In the event you see ELK-BLEDOM within the Bluetooth connection list on any device (reminiscent of an iPhone, Android smartphone, PC, Mac, or otherwise), likelihood is very high that somebody nearby has a sensible LED strip light plugged in.
These strip lights, which may be controlled via a smartphone app over Bluetooth, are commonly sold on Amazon.com, and so they use a generic Bluetooth chipset that appears as “ELK-BLEDOM” in Bluetooth device lists.
For instance, here’s a manual for one of many strip lights that instructs owners to connect with ELK-BLEDOM to manage the sunshine with an app on a smartphone. It’s likely that dozens of brands of LED strip lights on Amazon use this same generic chipset, which might be available off-the-shelf in China where they’re manufactured.
What If I Don’t Own an LED Strip Light?
The explanation why ELK-BLEDOM is such a mystery is because people scanning for Bluetooth devices are seeing nearby strip lights owned by others, most certainly their neighbors. In a single example, we saw (and connected to) an LED strip light located in a unique house over 70 feet away.
The “BLE” within the name probably refers to Bluetooth Low Energy, which is a kind of Bluetooth designed for low-power devices. But ironically, these LED strip lights appear to have a stronger Bluetooth signal than many other devices because they will often be seen on Bluetooth lists from unusually large distances away. The range of a typical Bluetooth device is usually around 30 feet.
It’s Not a Hidden Camera
We’ve seen rumors online that ELK-BLEDOM might seek advice from a hidden camera or security camera with Bluetooth capability. After an intensive search, now we have not found any manuals or documentation to substantiate this. Most probably, the camera rumor emerged as a worry from individuals who see ELK-BLEDOM and don’t have a LED strip light of their household (or they don’t know that their LED strip light has Bluetooth capabilities.)

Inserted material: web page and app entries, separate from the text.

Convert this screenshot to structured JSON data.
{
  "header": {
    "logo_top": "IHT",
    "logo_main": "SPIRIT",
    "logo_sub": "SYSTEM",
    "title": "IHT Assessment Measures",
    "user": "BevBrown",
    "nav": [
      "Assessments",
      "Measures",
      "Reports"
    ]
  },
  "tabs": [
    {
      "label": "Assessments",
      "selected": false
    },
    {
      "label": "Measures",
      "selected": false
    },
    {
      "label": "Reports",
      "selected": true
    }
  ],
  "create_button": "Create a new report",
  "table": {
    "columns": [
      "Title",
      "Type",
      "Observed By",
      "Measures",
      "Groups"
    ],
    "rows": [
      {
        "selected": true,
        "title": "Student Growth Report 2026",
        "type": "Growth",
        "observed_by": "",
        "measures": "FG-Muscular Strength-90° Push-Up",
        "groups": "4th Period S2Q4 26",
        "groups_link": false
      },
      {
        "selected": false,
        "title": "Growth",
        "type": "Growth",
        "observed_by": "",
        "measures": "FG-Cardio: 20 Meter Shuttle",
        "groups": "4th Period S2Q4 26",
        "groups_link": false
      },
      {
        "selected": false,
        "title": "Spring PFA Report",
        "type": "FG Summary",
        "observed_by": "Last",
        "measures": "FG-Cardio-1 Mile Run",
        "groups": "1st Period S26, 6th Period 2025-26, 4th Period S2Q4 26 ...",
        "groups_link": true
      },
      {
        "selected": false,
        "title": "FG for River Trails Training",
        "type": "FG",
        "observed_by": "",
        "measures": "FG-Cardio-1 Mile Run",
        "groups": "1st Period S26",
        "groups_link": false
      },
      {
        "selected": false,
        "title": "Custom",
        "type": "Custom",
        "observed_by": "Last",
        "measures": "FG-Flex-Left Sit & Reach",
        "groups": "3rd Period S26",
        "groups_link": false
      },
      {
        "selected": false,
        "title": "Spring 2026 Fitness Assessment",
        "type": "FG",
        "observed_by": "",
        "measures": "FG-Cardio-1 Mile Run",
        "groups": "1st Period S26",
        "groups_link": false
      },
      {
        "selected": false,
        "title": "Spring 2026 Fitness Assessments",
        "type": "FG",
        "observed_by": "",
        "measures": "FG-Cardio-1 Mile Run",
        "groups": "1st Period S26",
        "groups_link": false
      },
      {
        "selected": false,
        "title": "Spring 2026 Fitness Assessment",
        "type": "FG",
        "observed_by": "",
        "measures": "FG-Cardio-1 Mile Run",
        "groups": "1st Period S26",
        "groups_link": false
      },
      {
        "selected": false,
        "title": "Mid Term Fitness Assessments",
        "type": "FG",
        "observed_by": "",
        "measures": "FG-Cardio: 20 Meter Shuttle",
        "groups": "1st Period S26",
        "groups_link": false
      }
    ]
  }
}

Even so, you may easily rule out the potential of a camera by downloading an LED light controller app in your phone, reminiscent of duoCo Strip on iPhone or Android. Once you run it, you’ll likely see “BLEDOM” or “ELK-BLEDOM” within the “Group Manage” tab on the side. If that’s the case, you understand it’s a strip light. Furthermore, you would possibly even give you the option to connect with the strip light device if the signal is powerful enough. Amazingly, these LED strip lights don’t use any type of wireless security, so in case you own one, anyone nearby with the app can control it.
Also, if you should attempt to pinpoint where the ELK-BLEDOM device is physically located, you should use an app reminiscent of Wunderfind (on iPhone or Android). To take action, run Wunderfind and walk around the realm, and also you’ll see the gap to ELK-BLEDOM change as you progress.
Doing this, you may pinpoint the direction and the way distant it’s—and maybe locate the device if it isn’t in another person’s house or apartment round the corner. Good luck, and stay safe on the market!